1 – Jorkyball
Jorkyball’s rules are similar to regular football, in that the players must use their feet for scoring. The team with the most goals wins. On the other hand, the pitch is much smaller. The simplest explanation is indoor futsal on the squash court. Two players each side play the game in a 10x5m cage. The ball is shot into a small net that uses the walls to guide it.
Gilles Paniez, a Frenchman, was the one who came up with this crazy idea. We know very little about the sport’s origins. It has grown rapidly to become something much larger. In three years, Jorky ball reached Italy. It was used as a warm up act for matches at the 1990 World Cup. After a decade, more than 100 pitches were established throughout the country.
Despite being a 20-year-old association, the Federation International Jorkyball Association failed to survive. Many nations continue to play under their affiliations, which currently are overseen by the Jorkyball International Federation. JIF oversees annual national leagues that are played between rival clubs in each country. There is a Champions League competition for the top teams in Europe and a World Cup where national teams can compete. Over 15,000 players worldwide are registered.
Radball is the official name of cycle-ball in Radball’s home country. It has a history rivaling that of association football. This strange sport was invented by Nicholas Edward Kaufmann (1893), a German-American. American-born rider Nicholas Edward Kaufmann, a German-American, was renowned for his artistic cycling skills and participated in many cycling events, including the World Cycling Championships. After riding nearly a mile on his unicycle at the London Stanley Cycle Show, he held the record for longest unicycle ride. Ovik Mkrtchyan
Kaufmann, however, was unhappy with the results he had made on the circuit. He sought to create something that would make his name in cycling history: cycle-ball. The sport required two teams of two riders to compete on a fixed-gear bike. The bike doesn’t have brakes and the rider cannot take their eyes off of the pedals.
The only way to pass, dribble and shoot the ball is to ride the bike. It is difficult enough to ride a bike in tight spaces. It is even more difficult to do it with three people chasing a ball. Accidents are very common and injuries are not uncommon. Despite these dangers, there are a few players from Europe and Asia who compete in club competitions every year. A World Cup is also held every four years.
3)- Roller Soccer

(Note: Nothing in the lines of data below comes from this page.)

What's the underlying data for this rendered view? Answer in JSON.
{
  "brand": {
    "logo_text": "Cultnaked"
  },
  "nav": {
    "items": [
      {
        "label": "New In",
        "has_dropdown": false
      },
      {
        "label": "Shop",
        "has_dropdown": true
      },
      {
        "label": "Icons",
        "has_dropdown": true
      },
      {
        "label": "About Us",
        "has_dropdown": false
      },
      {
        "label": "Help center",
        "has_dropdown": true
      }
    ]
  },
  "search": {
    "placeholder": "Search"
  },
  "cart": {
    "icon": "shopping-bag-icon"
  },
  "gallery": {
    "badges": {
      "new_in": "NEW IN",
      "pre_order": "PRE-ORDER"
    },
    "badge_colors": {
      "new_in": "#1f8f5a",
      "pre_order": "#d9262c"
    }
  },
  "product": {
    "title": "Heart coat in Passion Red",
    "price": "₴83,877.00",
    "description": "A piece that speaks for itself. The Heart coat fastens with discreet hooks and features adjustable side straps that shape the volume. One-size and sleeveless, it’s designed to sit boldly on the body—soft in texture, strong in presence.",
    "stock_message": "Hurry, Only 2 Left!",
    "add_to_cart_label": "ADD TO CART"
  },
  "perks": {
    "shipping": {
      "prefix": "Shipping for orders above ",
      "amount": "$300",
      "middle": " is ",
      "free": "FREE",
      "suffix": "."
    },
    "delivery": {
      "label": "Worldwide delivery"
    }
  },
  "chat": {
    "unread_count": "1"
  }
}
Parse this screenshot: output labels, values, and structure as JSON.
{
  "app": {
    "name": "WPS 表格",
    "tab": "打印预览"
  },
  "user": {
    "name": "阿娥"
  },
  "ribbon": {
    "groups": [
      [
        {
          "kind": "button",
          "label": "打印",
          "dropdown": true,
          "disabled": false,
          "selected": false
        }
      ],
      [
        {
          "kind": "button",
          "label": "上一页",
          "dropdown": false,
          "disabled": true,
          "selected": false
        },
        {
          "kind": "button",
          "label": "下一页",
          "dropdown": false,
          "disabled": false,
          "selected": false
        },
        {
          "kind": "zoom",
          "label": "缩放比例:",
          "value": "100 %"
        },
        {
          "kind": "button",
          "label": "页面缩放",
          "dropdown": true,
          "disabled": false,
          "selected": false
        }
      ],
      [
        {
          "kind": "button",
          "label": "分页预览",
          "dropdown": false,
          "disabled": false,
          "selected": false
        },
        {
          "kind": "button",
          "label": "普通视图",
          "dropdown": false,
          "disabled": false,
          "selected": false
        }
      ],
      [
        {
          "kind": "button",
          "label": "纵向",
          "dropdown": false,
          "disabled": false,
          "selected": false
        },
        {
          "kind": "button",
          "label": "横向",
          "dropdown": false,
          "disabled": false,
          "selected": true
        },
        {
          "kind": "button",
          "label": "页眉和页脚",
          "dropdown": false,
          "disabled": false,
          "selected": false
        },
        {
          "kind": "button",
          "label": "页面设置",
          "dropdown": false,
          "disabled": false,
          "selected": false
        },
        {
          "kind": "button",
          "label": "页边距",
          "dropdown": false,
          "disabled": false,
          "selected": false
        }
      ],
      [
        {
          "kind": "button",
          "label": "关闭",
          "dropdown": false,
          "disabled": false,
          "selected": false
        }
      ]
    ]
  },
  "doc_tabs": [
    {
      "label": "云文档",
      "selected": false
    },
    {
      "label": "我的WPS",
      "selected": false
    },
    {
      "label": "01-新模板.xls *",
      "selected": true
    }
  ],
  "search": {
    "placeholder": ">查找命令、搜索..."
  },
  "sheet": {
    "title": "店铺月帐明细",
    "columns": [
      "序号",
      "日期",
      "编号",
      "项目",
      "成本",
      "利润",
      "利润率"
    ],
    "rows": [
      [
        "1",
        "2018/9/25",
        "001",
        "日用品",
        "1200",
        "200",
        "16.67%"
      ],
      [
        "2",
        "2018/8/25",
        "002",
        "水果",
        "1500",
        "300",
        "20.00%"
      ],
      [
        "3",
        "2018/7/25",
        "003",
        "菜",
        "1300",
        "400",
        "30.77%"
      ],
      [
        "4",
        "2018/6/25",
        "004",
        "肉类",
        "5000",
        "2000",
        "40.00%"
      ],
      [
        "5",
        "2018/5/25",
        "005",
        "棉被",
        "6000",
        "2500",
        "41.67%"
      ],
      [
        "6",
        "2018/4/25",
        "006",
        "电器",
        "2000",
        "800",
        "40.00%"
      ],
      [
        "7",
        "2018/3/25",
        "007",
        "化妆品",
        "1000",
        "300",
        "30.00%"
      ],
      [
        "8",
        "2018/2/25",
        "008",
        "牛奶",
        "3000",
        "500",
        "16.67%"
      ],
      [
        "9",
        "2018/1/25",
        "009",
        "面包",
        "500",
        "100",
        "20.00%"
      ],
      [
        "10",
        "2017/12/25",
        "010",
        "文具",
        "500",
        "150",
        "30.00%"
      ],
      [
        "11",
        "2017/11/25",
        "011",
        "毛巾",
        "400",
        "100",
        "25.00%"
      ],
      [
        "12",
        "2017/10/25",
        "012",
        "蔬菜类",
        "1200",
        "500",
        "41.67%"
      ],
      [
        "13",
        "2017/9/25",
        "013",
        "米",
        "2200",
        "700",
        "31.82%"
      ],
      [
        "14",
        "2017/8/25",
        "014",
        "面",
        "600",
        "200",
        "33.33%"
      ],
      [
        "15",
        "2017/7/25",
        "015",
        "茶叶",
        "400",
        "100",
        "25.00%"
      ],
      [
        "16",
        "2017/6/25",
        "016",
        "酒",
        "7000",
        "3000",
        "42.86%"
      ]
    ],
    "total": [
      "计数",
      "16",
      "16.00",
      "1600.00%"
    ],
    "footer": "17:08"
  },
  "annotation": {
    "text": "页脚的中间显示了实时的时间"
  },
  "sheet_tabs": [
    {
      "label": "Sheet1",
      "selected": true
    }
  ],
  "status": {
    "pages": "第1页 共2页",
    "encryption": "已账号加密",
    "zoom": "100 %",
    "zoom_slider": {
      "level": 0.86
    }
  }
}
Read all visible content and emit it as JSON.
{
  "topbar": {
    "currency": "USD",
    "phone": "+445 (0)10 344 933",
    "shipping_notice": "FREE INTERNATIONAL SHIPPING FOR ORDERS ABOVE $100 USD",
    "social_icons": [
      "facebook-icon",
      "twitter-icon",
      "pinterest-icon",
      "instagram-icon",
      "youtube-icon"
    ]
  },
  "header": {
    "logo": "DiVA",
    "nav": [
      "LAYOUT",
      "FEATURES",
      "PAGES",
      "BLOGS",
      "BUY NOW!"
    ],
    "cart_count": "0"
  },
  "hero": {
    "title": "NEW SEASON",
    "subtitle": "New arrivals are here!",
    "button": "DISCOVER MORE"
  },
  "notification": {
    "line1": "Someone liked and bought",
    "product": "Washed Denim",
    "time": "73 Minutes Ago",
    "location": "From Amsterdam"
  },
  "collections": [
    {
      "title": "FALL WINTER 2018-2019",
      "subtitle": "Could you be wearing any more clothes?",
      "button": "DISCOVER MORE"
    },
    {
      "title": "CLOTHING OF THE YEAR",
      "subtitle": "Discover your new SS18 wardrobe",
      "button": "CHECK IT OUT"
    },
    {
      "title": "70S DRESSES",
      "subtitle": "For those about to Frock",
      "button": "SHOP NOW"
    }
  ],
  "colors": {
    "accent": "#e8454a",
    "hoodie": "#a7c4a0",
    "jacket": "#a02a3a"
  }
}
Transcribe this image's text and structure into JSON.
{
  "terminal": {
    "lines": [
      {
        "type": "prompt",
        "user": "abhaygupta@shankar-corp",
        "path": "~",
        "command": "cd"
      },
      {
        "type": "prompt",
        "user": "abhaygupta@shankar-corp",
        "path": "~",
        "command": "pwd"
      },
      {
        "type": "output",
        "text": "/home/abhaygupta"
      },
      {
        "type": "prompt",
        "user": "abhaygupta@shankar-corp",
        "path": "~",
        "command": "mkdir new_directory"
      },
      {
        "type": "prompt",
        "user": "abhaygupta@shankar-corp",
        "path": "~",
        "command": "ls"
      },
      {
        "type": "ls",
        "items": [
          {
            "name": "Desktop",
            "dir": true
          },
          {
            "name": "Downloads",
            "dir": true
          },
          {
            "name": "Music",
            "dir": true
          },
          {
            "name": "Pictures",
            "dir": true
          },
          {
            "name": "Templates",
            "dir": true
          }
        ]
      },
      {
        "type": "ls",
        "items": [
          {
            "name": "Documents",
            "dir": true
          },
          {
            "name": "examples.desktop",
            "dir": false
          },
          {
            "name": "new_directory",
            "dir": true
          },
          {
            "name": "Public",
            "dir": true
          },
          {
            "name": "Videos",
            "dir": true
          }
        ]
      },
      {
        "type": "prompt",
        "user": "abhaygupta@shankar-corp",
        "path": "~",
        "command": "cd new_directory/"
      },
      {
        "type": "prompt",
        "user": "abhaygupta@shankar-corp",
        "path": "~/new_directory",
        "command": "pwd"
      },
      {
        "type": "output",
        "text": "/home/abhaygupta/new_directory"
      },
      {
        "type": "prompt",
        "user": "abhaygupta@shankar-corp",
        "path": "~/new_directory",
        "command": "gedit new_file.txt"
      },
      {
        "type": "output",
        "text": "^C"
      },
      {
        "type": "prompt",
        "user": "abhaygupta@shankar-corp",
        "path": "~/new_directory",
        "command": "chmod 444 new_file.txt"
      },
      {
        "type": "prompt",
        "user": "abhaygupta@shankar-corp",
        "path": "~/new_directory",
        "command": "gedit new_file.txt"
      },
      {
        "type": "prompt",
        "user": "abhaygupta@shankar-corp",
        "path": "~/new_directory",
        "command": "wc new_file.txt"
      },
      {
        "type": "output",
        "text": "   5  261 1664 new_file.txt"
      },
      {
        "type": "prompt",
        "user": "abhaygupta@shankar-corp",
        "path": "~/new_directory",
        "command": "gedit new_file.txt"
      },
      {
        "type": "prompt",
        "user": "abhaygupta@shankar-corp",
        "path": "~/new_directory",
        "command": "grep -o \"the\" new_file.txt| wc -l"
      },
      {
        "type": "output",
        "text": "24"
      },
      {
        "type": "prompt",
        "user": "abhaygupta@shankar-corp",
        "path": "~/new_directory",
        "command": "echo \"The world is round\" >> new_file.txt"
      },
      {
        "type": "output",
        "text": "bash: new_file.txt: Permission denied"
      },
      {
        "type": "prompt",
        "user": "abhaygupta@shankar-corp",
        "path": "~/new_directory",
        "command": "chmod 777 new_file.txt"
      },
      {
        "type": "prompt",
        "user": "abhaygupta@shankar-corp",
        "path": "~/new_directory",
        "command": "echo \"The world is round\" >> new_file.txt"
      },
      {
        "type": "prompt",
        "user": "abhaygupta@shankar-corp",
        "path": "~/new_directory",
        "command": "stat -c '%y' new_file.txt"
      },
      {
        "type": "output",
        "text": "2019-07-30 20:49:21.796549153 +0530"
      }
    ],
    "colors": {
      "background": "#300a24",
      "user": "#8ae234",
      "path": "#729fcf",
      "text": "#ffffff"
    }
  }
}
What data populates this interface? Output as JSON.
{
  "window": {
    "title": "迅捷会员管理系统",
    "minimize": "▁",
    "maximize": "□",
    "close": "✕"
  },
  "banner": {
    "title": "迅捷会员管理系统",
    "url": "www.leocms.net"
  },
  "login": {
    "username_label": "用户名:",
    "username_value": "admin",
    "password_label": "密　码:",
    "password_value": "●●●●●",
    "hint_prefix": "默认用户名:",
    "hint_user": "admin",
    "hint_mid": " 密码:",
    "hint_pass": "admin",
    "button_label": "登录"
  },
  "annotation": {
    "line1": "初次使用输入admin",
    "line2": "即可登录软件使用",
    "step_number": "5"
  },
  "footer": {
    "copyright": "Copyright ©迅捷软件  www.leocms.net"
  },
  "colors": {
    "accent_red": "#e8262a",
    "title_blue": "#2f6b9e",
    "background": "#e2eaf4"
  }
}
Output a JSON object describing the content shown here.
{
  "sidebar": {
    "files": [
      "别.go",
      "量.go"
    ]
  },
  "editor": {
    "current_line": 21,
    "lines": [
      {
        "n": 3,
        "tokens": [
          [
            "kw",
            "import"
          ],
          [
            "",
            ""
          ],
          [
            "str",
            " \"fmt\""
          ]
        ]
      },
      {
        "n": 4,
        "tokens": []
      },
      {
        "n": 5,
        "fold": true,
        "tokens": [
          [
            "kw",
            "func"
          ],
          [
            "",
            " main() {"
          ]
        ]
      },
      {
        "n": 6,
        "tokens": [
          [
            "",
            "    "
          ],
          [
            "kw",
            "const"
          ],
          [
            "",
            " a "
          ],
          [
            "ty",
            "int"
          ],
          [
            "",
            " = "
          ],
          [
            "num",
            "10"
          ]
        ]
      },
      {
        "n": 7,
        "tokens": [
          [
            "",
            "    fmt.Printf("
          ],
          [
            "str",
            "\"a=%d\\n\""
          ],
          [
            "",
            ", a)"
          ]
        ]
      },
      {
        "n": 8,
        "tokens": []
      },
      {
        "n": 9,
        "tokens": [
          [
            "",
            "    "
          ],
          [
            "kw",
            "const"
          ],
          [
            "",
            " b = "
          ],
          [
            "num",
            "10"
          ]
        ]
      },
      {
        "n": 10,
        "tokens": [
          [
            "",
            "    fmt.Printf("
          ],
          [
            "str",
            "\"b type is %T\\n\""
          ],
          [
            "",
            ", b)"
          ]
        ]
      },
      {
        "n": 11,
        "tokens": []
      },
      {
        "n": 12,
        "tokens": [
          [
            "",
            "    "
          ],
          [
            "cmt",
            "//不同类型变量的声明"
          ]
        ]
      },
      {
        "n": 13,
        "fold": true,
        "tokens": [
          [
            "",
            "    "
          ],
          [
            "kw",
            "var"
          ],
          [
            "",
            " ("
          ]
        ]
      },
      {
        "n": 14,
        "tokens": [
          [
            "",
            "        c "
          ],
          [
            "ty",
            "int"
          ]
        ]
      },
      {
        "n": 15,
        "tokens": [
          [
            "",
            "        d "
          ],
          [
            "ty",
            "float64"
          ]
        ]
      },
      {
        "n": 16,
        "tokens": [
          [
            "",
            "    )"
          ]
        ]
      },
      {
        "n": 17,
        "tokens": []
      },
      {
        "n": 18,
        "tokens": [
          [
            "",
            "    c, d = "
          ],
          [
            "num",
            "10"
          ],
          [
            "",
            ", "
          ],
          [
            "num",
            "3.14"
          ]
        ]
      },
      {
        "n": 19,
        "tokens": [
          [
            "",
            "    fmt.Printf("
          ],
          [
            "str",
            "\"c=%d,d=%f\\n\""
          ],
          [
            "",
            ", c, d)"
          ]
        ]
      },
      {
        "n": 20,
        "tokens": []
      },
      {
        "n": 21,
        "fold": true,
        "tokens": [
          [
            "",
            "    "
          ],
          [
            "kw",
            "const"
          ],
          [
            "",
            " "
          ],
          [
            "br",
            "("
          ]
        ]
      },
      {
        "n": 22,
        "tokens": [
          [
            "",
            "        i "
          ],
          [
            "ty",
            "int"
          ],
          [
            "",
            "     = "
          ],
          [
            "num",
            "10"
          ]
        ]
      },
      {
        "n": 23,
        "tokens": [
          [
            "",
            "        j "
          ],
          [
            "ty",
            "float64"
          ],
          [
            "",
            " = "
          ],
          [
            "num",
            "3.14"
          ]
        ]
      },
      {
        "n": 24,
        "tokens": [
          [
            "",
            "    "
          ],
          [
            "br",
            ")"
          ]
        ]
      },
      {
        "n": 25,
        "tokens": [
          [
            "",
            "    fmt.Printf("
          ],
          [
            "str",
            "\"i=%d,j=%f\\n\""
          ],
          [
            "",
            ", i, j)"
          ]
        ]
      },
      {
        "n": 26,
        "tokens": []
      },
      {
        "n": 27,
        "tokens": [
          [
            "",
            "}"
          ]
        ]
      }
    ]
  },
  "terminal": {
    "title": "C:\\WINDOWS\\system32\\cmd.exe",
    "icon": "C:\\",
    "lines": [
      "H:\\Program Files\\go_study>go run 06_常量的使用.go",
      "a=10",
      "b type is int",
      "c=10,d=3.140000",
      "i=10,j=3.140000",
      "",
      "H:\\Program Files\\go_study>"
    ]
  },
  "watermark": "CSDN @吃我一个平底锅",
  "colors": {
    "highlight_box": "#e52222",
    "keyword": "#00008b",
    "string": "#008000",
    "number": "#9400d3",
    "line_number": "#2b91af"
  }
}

Roller football was first played in the 19th century. The first known match between Derby and Burton took place on January 30, 1882. Roller football has experienced a turbulent history. It was still practiced until at least the mid-1930s, when the first video of the sport took place at a London roller skating rink. It disappeared over the next ten years, before resurfacing in 1949 in Detroit as Roller Soccer. The sport was revived in 1995 by friends from San Francisco, who had the original idea.
Playing with a pine cone. Recognizing the sport’s appeal. They started playing with a ball, and established rules to make sure the game was fair. The sport now consists of indoor soccer played on roller skates by two 5-a-side teams. To avoid injury, slide tackling is prohibited. The goalie role was also eliminated to ensure that no teams try to block the little nets. Other than those few changes, many of the rules of association football are unchanged.
In 1998, Roller Soccer was a popular sport in certain parts of the United States. In five years, there were enough players to warrant the creation of a World Cup-style tournament. In 2003, London hosted the inaugural event. Since then, it has been held each year. Although there is no evidence that France was involved in Roller Soccer prior to 2003, it is possible. Since its inception, the country has been the dominant player in the sport. It won the 2006 World Championship title and six more over the next ten years.
4) – Football Tennis
Professional football teams often use football tennis to train their players. It began in 1922 as a training exercise. But it would grow into a sport. It is now practiced in many European countries. The Czech football team SK Slavia Prague created fitness in 1922. The tennis net, as it is now known, was once a single length rope that was stretched horizontally across the court. The game can be played with no more than three players on each side. Before the ball is passed to the opponent, it must be thrown over the rope. Each team can touch the ball three times.